The fossilized remains of a huge prehistoric flying reptile was unveiled Wednesday at the Rio de Janeiro National Museum where an international congress on the extinct species is to be held in May.
"What makes it particularly special is that it is the most complete fossil ever found, with virtually the entire skeleton and even the skull preserved," said Alexander Kellner, a paleontologist of the Rio Federal University as he presented a life-size mock-up of the pterosaur or "winged lizard." The creature has a wingspan of 8.2 meters (27 feet).
The fossil, attributed to the "Tropeognathus mesembrinus" species, was found in the Chapada do Araripe plateau of northeastern Brazil.
Kellner described it as "the biggest ever found in the southern hemisphere and the third worldwide."
"We can prove that these giant reptiles flew in the skies of northeast Brazil much earlier than initially thought because fossils were found in rock formations dating 110 million years," according to Kellner.
He said it was previously thought that pterosaurs lived at the end of the Cretaceous period, some 72 to 86 million years ago.
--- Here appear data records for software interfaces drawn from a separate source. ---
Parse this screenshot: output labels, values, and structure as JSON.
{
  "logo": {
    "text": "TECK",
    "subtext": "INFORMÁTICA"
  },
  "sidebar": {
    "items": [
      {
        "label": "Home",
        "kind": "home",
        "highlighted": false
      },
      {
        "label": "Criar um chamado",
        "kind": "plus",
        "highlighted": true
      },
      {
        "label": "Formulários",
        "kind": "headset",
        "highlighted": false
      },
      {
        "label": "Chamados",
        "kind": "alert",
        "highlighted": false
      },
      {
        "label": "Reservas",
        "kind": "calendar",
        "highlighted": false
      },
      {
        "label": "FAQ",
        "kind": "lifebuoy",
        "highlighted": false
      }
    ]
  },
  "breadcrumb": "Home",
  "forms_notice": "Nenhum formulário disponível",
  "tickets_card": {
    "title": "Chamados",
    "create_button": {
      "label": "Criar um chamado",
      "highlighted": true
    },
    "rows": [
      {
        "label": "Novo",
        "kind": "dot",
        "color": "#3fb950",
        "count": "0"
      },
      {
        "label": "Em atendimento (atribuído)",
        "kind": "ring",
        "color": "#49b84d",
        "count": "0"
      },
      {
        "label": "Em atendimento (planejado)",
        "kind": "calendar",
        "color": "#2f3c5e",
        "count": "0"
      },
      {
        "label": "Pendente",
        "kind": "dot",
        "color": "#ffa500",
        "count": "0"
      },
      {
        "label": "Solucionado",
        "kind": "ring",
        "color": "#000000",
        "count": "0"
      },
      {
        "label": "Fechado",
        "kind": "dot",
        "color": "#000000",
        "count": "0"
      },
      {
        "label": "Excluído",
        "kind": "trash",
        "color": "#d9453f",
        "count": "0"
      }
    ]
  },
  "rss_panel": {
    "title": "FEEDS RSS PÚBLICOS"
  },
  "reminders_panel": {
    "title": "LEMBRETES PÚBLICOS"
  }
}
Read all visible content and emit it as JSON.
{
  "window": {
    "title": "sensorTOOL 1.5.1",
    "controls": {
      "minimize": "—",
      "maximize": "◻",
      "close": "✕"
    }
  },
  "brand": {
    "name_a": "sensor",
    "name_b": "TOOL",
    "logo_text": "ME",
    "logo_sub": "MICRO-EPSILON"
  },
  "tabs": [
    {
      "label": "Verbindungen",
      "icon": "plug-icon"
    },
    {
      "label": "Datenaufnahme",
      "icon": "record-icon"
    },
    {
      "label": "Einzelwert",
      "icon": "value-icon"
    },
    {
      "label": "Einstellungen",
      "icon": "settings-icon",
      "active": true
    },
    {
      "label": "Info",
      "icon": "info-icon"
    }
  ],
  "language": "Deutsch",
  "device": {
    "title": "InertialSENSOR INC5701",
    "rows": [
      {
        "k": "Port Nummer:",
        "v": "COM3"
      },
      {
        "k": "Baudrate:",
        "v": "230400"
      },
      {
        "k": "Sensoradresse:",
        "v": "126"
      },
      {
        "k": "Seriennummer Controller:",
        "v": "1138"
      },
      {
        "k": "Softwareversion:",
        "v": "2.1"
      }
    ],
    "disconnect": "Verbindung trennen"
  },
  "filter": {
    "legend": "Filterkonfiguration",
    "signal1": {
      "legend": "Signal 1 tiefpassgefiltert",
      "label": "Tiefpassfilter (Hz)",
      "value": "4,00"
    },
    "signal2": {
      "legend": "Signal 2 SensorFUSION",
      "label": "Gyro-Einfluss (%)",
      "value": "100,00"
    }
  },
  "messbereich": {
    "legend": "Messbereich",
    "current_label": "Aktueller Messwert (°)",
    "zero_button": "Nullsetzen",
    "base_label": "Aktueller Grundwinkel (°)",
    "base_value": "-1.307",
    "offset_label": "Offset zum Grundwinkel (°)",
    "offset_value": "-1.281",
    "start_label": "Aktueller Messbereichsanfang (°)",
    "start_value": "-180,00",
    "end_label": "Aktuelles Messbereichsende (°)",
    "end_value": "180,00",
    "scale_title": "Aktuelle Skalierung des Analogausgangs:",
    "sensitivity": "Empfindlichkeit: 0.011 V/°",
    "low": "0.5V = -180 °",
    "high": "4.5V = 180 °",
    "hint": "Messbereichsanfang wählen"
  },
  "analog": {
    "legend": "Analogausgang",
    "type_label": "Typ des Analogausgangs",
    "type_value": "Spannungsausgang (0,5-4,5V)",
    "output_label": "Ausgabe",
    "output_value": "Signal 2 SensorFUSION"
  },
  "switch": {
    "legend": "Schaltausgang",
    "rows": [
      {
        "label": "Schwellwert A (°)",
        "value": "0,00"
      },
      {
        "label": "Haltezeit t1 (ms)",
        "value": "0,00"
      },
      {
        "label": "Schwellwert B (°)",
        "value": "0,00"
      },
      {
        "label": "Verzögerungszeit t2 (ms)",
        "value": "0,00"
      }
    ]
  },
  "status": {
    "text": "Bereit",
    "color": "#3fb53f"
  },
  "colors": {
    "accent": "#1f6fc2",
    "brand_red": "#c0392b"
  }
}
Pterosaur species have been found in places like Morocco, Britain, Mongolia, the United States, China and northeastern Brazil